#### TASK PROMPT
Please reproduce all entries word for word, leaving every image behind.

#### STUDY MATERIAL
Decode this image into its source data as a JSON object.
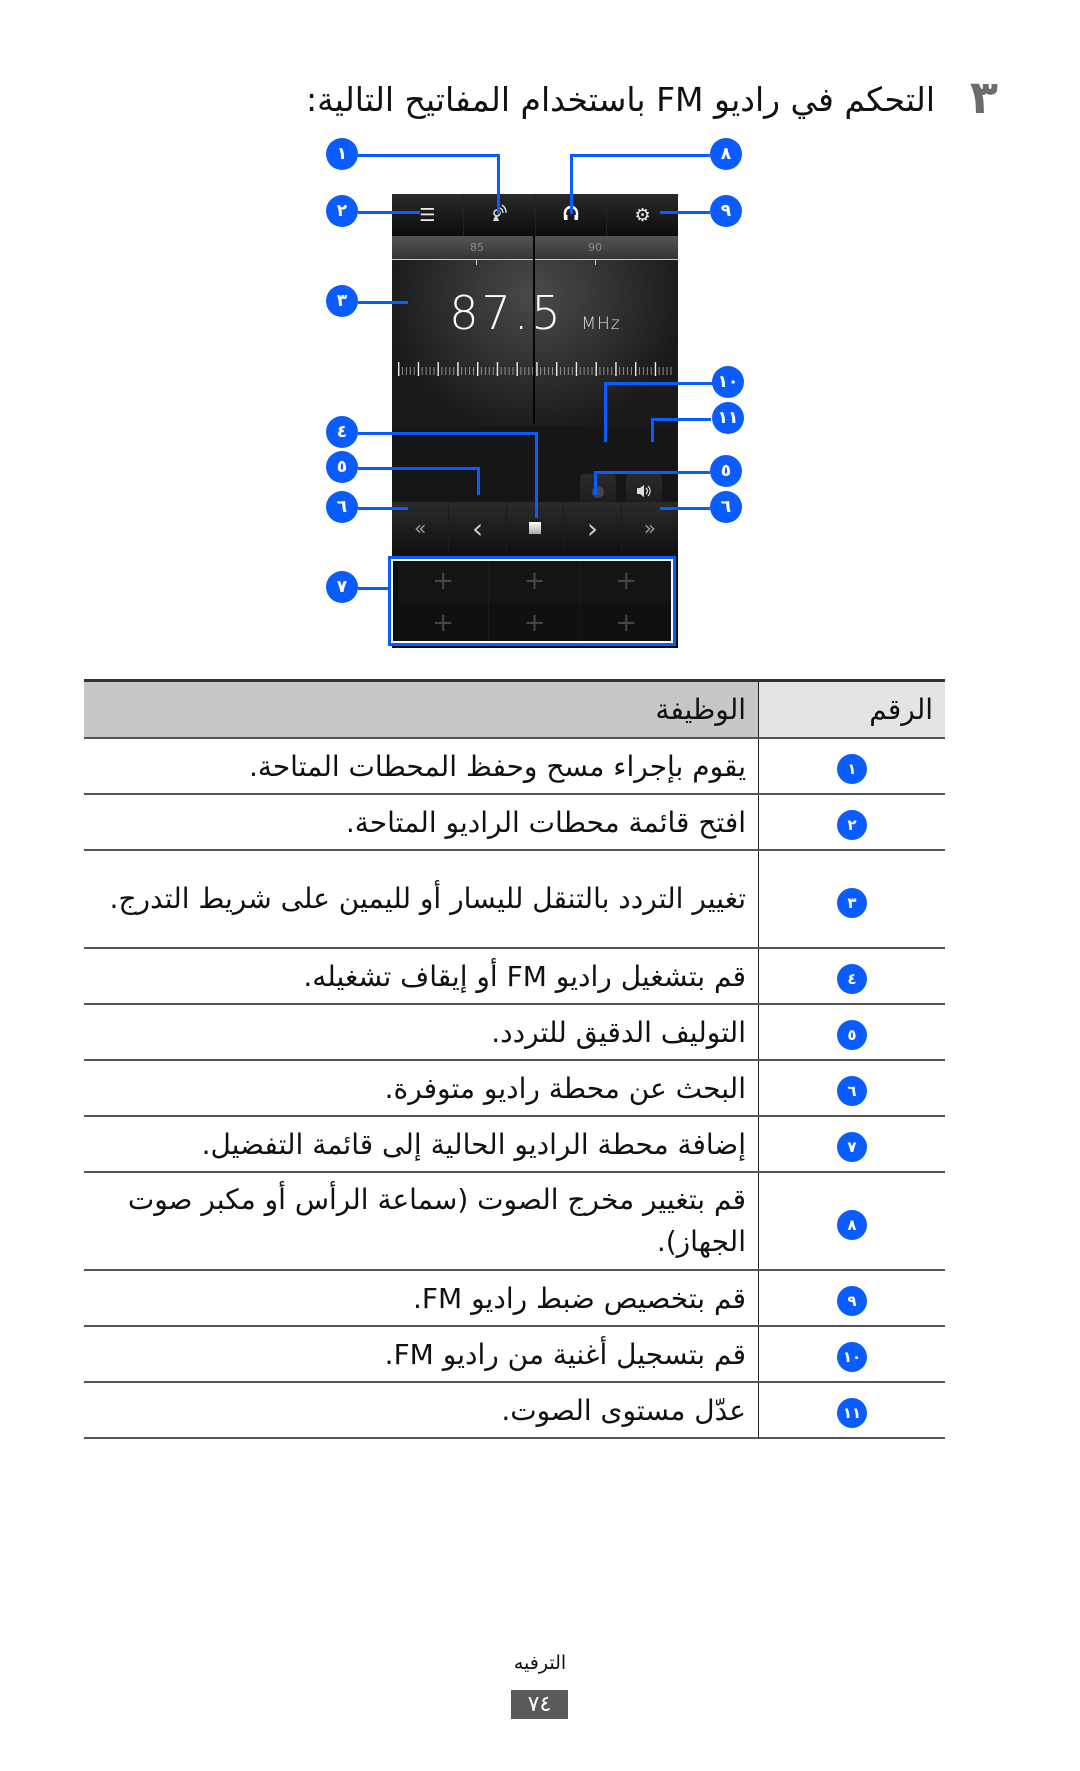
{
  "heading": {
    "step_number": "٣",
    "text": "التحكم في راديو FM باستخدام المفاتيح التالية:"
  },
  "phone_screen": {
    "top_bar": [
      {
        "icon": "list-icon",
        "glyph": "☰"
      },
      {
        "icon": "scan-antenna-icon",
        "glyph": "📡"
      },
      {
        "icon": "headphones-icon",
        "glyph": "🎧"
      },
      {
        "icon": "gear-icon",
        "glyph": "⚙"
      }
    ],
    "scale_labels": [
      "85",
      "90"
    ],
    "frequency": "87.5",
    "frequency_unit": "MHz",
    "record_icon": "●",
    "volume_icon": "🔊",
    "controls": [
      {
        "icon": "search-backward-icon",
        "glyph": "«"
      },
      {
        "icon": "fine-tune-down-icon",
        "glyph": "‹"
      },
      {
        "icon": "stop-icon",
        "glyph": "■"
      },
      {
        "icon": "fine-tune-up-icon",
        "glyph": "›"
      },
      {
        "icon": "search-forward-icon",
        "glyph": "»"
      }
    ],
    "favorites": [
      "+",
      "+",
      "+",
      "+",
      "+",
      "+"
    ]
  },
  "callouts": [
    "١",
    "٢",
    "٣",
    "٤",
    "٥",
    "٦",
    "٧",
    "٨",
    "٩",
    "١٠",
    "١١",
    "٥",
    "٦"
  ],
  "accent_color": "#0a5cff",
  "table": {
    "headers": {
      "number": "الرقم",
      "function": "الوظيفة"
    },
    "rows": [
      {
        "badge": "١",
        "text": "يقوم بإجراء مسح وحفظ المحطات المتاحة."
      },
      {
        "badge": "٢",
        "text": "افتح قائمة محطات الراديو المتاحة."
      },
      {
        "badge": "٣",
        "text": "تغيير التردد بالتنقل لليسار أو لليمين على شريط التدرج."
      },
      {
        "badge": "٤",
        "text": "قم بتشغيل راديو FM أو إيقاف تشغيله."
      },
      {
        "badge": "٥",
        "text": "التوليف الدقيق للتردد."
      },
      {
        "badge": "٦",
        "text": "البحث عن محطة راديو متوفرة."
      },
      {
        "badge": "٧",
        "text": "إضافة محطة الراديو الحالية إلى قائمة التفضيل."
      },
      {
        "badge": "٨",
        "text": "قم بتغيير مخرج الصوت (سماعة الرأس أو مكبر صوت الجهاز)."
      },
      {
        "badge": "٩",
        "text": "قم بتخصيص ضبط راديو FM."
      },
      {
        "badge": "١٠",
        "text": "قم بتسجيل أغنية من راديو FM."
      },
      {
        "badge": "١١",
        "text": "عدّل مستوى الصوت."
      }
    ]
  },
  "footer": {
    "section": "الترفيه",
    "page_number": "٧٤"
  }
}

#### OUTPUT BELOW
Decode this image into its source data as a JSON object.
{
  "heading": {
    "step_number": "٣",
    "text": "التحكم في راديو FM باستخدام المفاتيح التالية:"
  },
  "phone_screen": {
    "top_bar": [
      {
        "icon": "list-icon",
        "glyph": "☰"
      },
      {
        "icon": "scan-antenna-icon",
        "glyph": "📡"
      },
      {
        "icon": "headphones-icon",
        "glyph": "🎧"
      },
      {
        "icon": "gear-icon",
        "glyph": "⚙"
      }
    ],
    "scale_labels": [
      "85",
      "90"
    ],
    "frequency": "87.5",
    "frequency_unit": "MHz",
    "record_icon": "●",
    "volume_icon": "🔊",
    "controls": [
      {
        "icon": "search-backward-icon",
        "glyph": "«"
      },
      {
        "icon": "fine-tune-down-icon",
        "glyph": "‹"
      },
      {
        "icon": "stop-icon",
        "glyph": "■"
      },
      {
        "icon": "fine-tune-up-icon",
        "glyph": "›"
      },
      {
        "icon": "search-forward-icon",
        "glyph": "»"
      }
    ],
    "favorites": [
      "+",
      "+",
      "+",
      "+",
      "+",
      "+"
    ]
  },
  "callouts": [
    "١",
    "٢",
    "٣",
    "٤",
    "٥",
    "٦",
    "٧",
    "٨",
    "٩",
    "١٠",
    "١١",
    "٥",
    "٦"
  ],
  "accent_color": "#0a5cff",
  "table": {
    "headers": {
      "number": "الرقم",
      "function": "الوظيفة"
    },
    "rows": [
      {
        "badge": "١",
        "text": "يقوم بإجراء مسح وحفظ المحطات المتاحة."
      },
      {
        "badge": "٢",
        "text": "افتح قائمة محطات الراديو المتاحة."
      },
      {
        "badge": "٣",
        "text": "تغيير التردد بالتنقل لليسار أو لليمين على شريط التدرج."
      },
      {
        "badge": "٤",
        "text": "قم بتشغيل راديو FM أو إيقاف تشغيله."
      },
      {
        "badge": "٥",
        "text": "التوليف الدقيق للتردد."
      },
      {
        "badge": "٦",
        "text": "البحث عن محطة راديو متوفرة."
      },
      {
        "badge": "٧",
        "text": "إضافة محطة الراديو الحالية إلى قائمة التفضيل."
      },
      {
        "badge": "٨",
        "text": "قم بتغيير مخرج الصوت (سماعة الرأس أو مكبر صوت الجهاز)."
      },
      {
        "badge": "٩",
        "text": "قم بتخصيص ضبط راديو FM."
      },
      {
        "badge": "١٠",
        "text": "قم بتسجيل أغنية من راديو FM."
      },
      {
        "badge": "١١",
        "text": "عدّل مستوى الصوت."
      }
    ]
  },
  "footer": {
    "section": "الترفيه",
    "page_number": "٧٤"
  }
}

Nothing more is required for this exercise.